News Based on facts, either observed and verified directly by the reporter, or reported and verified from knowledgeable sources.
Guiding Eyes for the Blind plans to seek a zoning text amendment from the Town of Yorktown to allow the organization to place some of its kennels on an available 12.2-acre parcel on Route 202.
Representatives of the well-known Yorktown Heights-based guide dog training school pitched the plan to the Town Board last Tuesday to use the property at 3241 Crompond Rd. as a training site with kennels for about 200 dogs.
Attorney Judy Cross, representing Guiding Eyes, said if the plan were to come to fruition it would reduce the number of dogs at the school’s main site on Granite Springs Road, which is in the middle of a residential neighborhood. Cross said the zoning text amendment would allow operation of what would be considered a non-commercial kennel in the Interchange Zoning (IN) District.
“This isn’t a pet store,” Cross said. “People can’t come in off the street and buy a dog. The veterinary services are there for just the dogs Guiding Eyes is training, so it’s not open to the public.”
The land is the same parcel where Temple Israel was approved to build a new synagogue more than 15 years ago, but that project was never built.
Cross said that the kennels and training program would be less demanding on local infrastructure and services. Additional traffic on the sometimes-overloaded Route 202 would be minimal along with less sewer and water consumption and site disturbance than what was approved for the synagogue, she said.

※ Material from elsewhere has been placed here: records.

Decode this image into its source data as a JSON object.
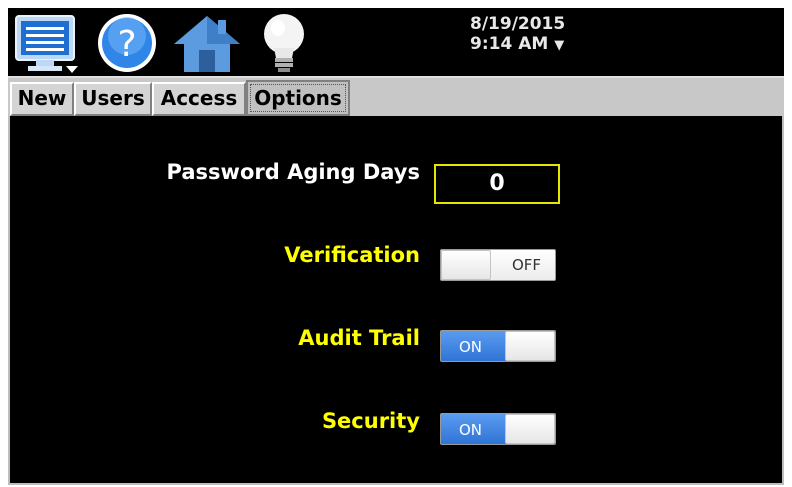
{
  "header": {
    "date": "8/19/2015",
    "time": "9:14 AM",
    "time_caret": "▼",
    "icons": [
      "monitor-menu-icon",
      "help-icon",
      "home-icon",
      "lightbulb-icon"
    ]
  },
  "tabs": [
    {
      "label": "New"
    },
    {
      "label": "Users"
    },
    {
      "label": "Access"
    },
    {
      "label": "Options",
      "selected": true
    }
  ],
  "options": {
    "password_aging_label": "Password Aging Days",
    "password_aging_value": "0",
    "verification_label": "Verification",
    "verification_state": "OFF",
    "audit_trail_label": "Audit Trail",
    "audit_trail_state": "ON",
    "security_label": "Security",
    "security_state": "ON"
  },
  "colors": {
    "background": "#000000",
    "label_yellow": "#ffff00",
    "toggle_on": "#3a7fe0",
    "field_border": "#e6e600"
  }
}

Director of Planning John Tegeder said site plan issues would be addressed before the Planning Board.
“I don’t have any broad concerns,” Tegeder said. “As we go through, we’ll fine-tune as needed. I think it’s basically an okay idea to do it in this (area).”
It was pointed out by town officials that Signs Ink uses a piece of the property for additional parking. Cross mentioned that her client would be amenable to having the business continue to have access to the parking on the land.
Boutique Hotel Hearing Set
The Town Board scheduled a Aug. 3 public hearing on a special use permit needed by the developer of a 16-room boutique hotel proposed for Veterans Road near the Albert A. Capellini Community & Cultural Center.
Attorney Michael Grace, representing the applicant, said his client is anxious to get started with the process, which includes a special use permit from the Town Board followed by site plan approval from the Planning Board.
The project, called Hotel Gardena, would be three stories with eight rooms on the second and third floors. It would also have a bar and grill on the roof.
“Certainly, it’s a great project,” Grace said. “I know the last time we were here there was chatter about why would you have a hotel in the Town of Yorktown. My retort to that is why wouldn’t you?”
“We don’t need a major hotel, we don’t need a very large building, but a boutique hotel would be a great fit and you have someone will to make a very substantial investment in the town,” he added. “So I think it’s an opportunity we should all seize.”
Councilman Ed Lachterman said Yorktown has much to offer, whether it is its farms, orchards, golf and a clean Lake Mohegan, and an attractive, small hotel would be an outstanding addition.
“I hate to put it this way, but if somebody things that Yorktown is that horrible of a place, leave,” he said. “Because we can make Yorktown an even greater place than it is.”
A hotel could provide a spark to downtown Yorktown Heights that the board has been hoping to jumpstart for a while, said Councilwoman Luciana Haughwout.
“You do have to start somewhere, you do have to make that leap of faith,” Haughwout said. “To me, this is simple.”